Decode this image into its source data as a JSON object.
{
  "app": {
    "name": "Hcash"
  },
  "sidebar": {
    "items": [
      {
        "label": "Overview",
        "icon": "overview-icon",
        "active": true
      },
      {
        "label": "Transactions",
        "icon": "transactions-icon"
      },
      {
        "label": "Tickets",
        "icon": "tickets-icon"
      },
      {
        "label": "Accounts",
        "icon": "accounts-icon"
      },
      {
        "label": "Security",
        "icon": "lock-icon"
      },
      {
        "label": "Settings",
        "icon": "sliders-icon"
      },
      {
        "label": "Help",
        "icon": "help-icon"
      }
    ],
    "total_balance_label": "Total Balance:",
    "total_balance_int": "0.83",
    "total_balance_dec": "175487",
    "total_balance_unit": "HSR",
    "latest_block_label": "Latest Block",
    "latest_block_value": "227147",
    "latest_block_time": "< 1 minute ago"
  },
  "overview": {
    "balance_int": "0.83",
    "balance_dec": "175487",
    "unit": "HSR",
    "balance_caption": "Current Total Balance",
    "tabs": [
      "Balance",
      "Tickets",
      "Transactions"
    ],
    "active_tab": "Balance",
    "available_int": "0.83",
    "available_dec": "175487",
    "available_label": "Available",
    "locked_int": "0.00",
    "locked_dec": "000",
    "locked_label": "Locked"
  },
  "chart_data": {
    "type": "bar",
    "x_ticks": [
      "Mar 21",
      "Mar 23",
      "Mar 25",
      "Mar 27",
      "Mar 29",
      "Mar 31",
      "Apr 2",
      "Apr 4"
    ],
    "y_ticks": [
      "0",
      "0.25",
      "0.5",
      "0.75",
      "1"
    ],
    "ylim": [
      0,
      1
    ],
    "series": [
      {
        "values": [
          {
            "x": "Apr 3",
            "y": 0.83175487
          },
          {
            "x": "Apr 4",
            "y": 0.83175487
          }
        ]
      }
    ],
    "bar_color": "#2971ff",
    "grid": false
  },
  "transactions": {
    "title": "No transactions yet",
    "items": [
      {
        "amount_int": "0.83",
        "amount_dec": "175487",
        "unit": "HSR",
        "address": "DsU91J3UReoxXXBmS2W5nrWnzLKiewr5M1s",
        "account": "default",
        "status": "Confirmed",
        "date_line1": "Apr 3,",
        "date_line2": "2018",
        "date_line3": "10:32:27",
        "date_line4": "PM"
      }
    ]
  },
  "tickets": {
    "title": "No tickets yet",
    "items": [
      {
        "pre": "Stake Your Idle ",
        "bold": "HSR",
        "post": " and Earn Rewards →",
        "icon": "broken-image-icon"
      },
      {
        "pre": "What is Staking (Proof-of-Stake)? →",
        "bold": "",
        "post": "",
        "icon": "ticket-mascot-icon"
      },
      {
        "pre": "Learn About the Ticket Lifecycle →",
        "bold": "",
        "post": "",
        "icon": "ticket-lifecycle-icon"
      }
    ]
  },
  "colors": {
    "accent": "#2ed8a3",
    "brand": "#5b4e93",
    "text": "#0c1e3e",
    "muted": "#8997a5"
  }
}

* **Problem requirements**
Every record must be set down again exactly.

* **Reply to the task**
Decode this image into its source data as a JSON object.
{
  "app": {
    "name": "Hcash"
  },
  "sidebar": {
    "items": [
      {
        "label": "Overview",
        "icon": "overview-icon",
        "active": true
      },
      {
        "label": "Transactions",
        "icon": "transactions-icon"
      },
      {
        "label": "Tickets",
        "icon": "tickets-icon"
      },
      {
        "label": "Accounts",
        "icon": "accounts-icon"
      },
      {
        "label": "Security",
        "icon": "lock-icon"
      },
      {
        "label": "Settings",
        "icon": "sliders-icon"
      },
      {
        "label": "Help",
        "icon": "help-icon"
      }
    ],
    "total_balance_label": "Total Balance:",
    "total_balance_int": "0.83",
    "total_balance_dec": "175487",
    "total_balance_unit": "HSR",
    "latest_block_label": "Latest Block",
    "latest_block_value": "227147",
    "latest_block_time": "< 1 minute ago"
  },
  "overview": {
    "balance_int": "0.83",
    "balance_dec": "175487",
    "unit": "HSR",
    "balance_caption": "Current Total Balance",
    "tabs": [
      "Balance",
      "Tickets",
      "Transactions"
    ],
    "active_tab": "Balance",
    "available_int": "0.83",
    "available_dec": "175487",
    "available_label": "Available",
    "locked_int": "0.00",
    "locked_dec": "000",
    "locked_label": "Locked"
  },
  "chart_data": {
    "type": "bar",
    "x_ticks": [
      "Mar 21",
      "Mar 23",
      "Mar 25",
      "Mar 27",
      "Mar 29",
      "Mar 31",
      "Apr 2",
      "Apr 4"
    ],
    "y_ticks": [
      "0",
      "0.25",
      "0.5",
      "0.75",
      "1"
    ],
    "ylim": [
      0,
      1
    ],
    "series": [
      {
        "values": [
          {
            "x": "Apr 3",
            "y": 0.83175487
          },
          {
            "x": "Apr 4",
            "y": 0.83175487
          }
        ]
      }
    ],
    "bar_color": "#2971ff",
    "grid": false
  },
  "transactions": {
    "title": "No transactions yet",
    "items": [
      {
        "amount_int": "0.83",
        "amount_dec": "175487",
        "unit": "HSR",
        "address": "DsU91J3UReoxXXBmS2W5nrWnzLKiewr5M1s",
        "account": "default",
        "status": "Confirmed",
        "date_line1": "Apr 3,",
        "date_line2": "2018",
        "date_line3": "10:32:27",
        "date_line4": "PM"
      }
    ]
  },
  "tickets": {
    "title": "No tickets yet",
    "items": [
      {
        "pre": "Stake Your Idle ",
        "bold": "HSR",
        "post": " and Earn Rewards →",
        "icon": "broken-image-icon"
      },
      {
        "pre": "What is Staking (Proof-of-Stake)? →",
        "bold": "",
        "post": "",
        "icon": "ticket-mascot-icon"
      },
      {
        "pre": "Learn About the Ticket Lifecycle →",
        "bold": "",
        "post": "",
        "icon": "ticket-lifecycle-icon"
      }
    ]
  },
  "colors": {
    "accent": "#2ed8a3",
    "brand": "#5b4e93",
    "text": "#0c1e3e",
    "muted": "#8997a5"
  }
}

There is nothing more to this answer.